__Try it__
In the listing below, look for "tässä" and copy every line that has it.

------------

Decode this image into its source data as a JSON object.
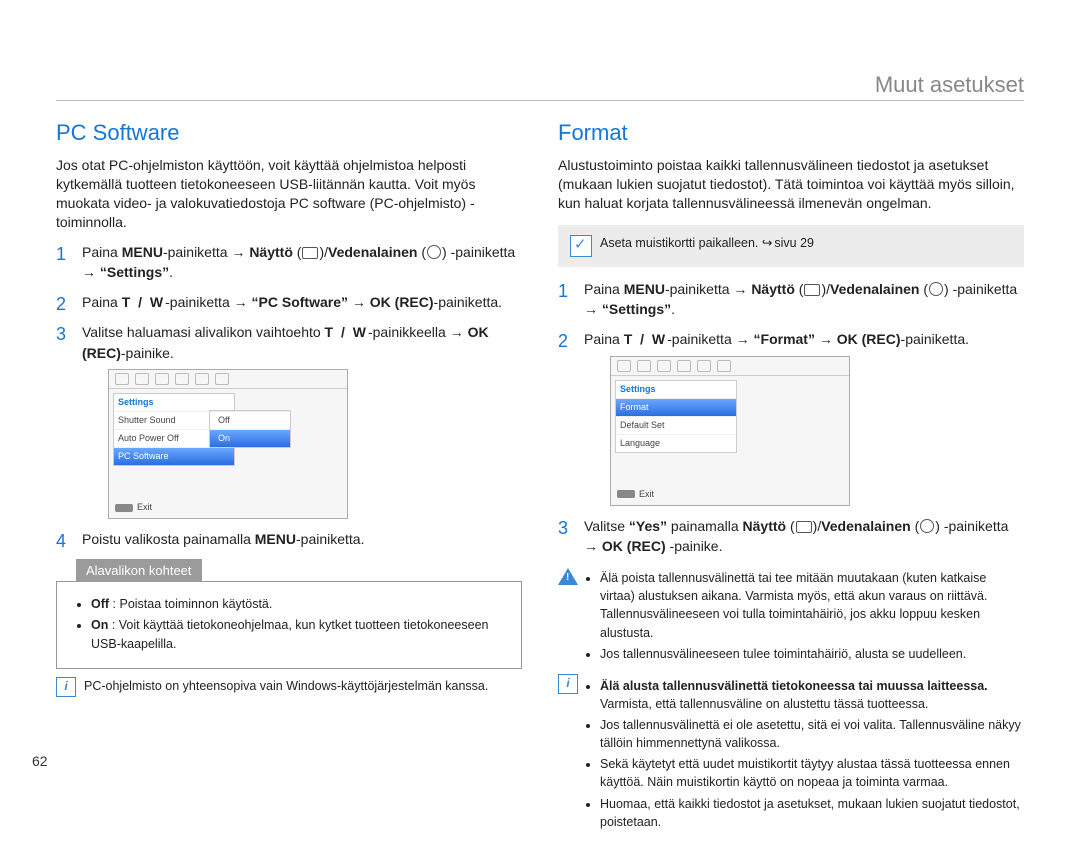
{
  "page_number": "62",
  "header": "Muut asetukset",
  "left": {
    "title": "PC Software",
    "intro": "Jos otat PC-ohjelmiston käyttöön, voit käyttää ohjelmistoa helposti kytkemällä tuotteen tietokoneeseen USB-liitännän kautta. Voit myös muokata video- ja valokuvatiedostoja PC software (PC-ohjelmisto) -toiminnolla.",
    "s1_num": "1",
    "s1_a": "Paina ",
    "s1_menu": "MENU",
    "s1_b": "-painiketta ",
    "s1_display": "Näyttö",
    "s1_slash": "/",
    "s1_uw": "Vedenalainen",
    "s1_c": " -painiketta ",
    "s1_settings": "“Settings”",
    "s1_dot": ".",
    "s2_num": "2",
    "s2_a": "Paina ",
    "s2_tw": "T / W",
    "s2_b": "-painiketta ",
    "s2_target": "“PC Software”",
    "s2_ok": "OK (REC)",
    "s2_c": "-painiketta.",
    "s3_num": "3",
    "s3_a": "Valitse haluamasi alivalikon vaihtoehto ",
    "s3_tw": "T / W",
    "s3_b": "-painikkeella ",
    "s3_ok": "OK (REC)",
    "s3_c": "-painike.",
    "lcd": {
      "heading": "Settings",
      "r1": "Shutter Sound",
      "r2": "Auto Power Off",
      "r3": "PC Software",
      "off": "Off",
      "on": "On",
      "exit": "Exit"
    },
    "s4_num": "4",
    "s4_a": "Poistu valikosta painamalla ",
    "s4_menu": "MENU",
    "s4_b": "-painiketta.",
    "sub_hdr": "Alavalikon kohteet",
    "sub_off_b": "Off",
    "sub_off": " : Poistaa toiminnon käytöstä.",
    "sub_on_b": "On",
    "sub_on": " : Voit käyttää tietokoneohjelmaa, kun kytket tuotteen tietokoneeseen USB-kaapelilla.",
    "note": "PC-ohjelmisto on yhteensopiva vain Windows-käyttöjärjestelmän kanssa."
  },
  "right": {
    "title": "Format",
    "intro": "Alustustoiminto poistaa kaikki tallennusvälineen tiedostot ja asetukset (mukaan lukien suojatut tiedostot). Tätä toimintoa voi käyttää myös silloin, kun haluat korjata tallennusvälineessä ilmenevän ongelman.",
    "info_a": "Aseta muistikortti paikalleen. ",
    "info_b": "sivu 29",
    "s1_num": "1",
    "s1_a": "Paina ",
    "s1_menu": "MENU",
    "s1_b": "-painiketta ",
    "s1_display": "Näyttö",
    "s1_slash": "/",
    "s1_uw": "Vedenalainen",
    "s1_c": " -painiketta ",
    "s1_settings": "“Settings”",
    "s1_dot": ".",
    "s2_num": "2",
    "s2_a": "Paina ",
    "s2_tw": "T / W",
    "s2_b": "-painiketta ",
    "s2_target": "“Format”",
    "s2_ok": "OK (REC)",
    "s2_c": "-painiketta.",
    "lcd": {
      "heading": "Settings",
      "r1": "Format",
      "r2": "Default Set",
      "r3": "Language",
      "exit": "Exit"
    },
    "s3_num": "3",
    "s3_a": "Valitse ",
    "s3_yes": "“Yes”",
    "s3_b": " painamalla ",
    "s3_display": "Näyttö",
    "s3_slash": "/",
    "s3_uw": "Vedenalainen",
    "s3_c": " -painiketta ",
    "s3_ok": "OK (REC)",
    "s3_d": " -painike.",
    "warn1": "Älä poista tallennusvälinettä tai tee mitään muutakaan (kuten katkaise virtaa) alustuksen aikana. Varmista myös, että akun varaus on riittävä. Tallennusvälineeseen voi tulla toimintahäiriö, jos akku loppuu kesken alustusta.",
    "warn2": "Jos tallennusvälineeseen tulee toimintahäiriö, alusta se uudelleen.",
    "note1_b": "Älä alusta tallennusvälinettä tietokoneessa tai muussa laitteessa.",
    "note1": " Varmista, että tallennusväline on alustettu tässä tuotteessa.",
    "note2": "Jos tallennusvälinettä ei ole asetettu, sitä ei voi valita. Tallennusväline näkyy tällöin himmennettynä valikossa.",
    "note3": "Sekä käytetyt että uudet muistikortit täytyy alustaa tässä tuotteessa ennen käyttöä. Näin muistikortin käyttö on nopeaa ja toiminta varmaa.",
    "note4": "Huomaa, että kaikki tiedostot ja asetukset, mukaan lukien suojatut tiedostot, poistetaan."
  }
}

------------

__Result for this exercise__
    "note1": " Varmista, että tallennusväline on alustettu tässä tuotteessa.",
    "note3": "Sekä käytetyt että uudet muistikortit täytyy alustaa tässä tuotteessa ennen käyttöä. Näin muistikortin käyttö on nopeaa ja toiminta varmaa.",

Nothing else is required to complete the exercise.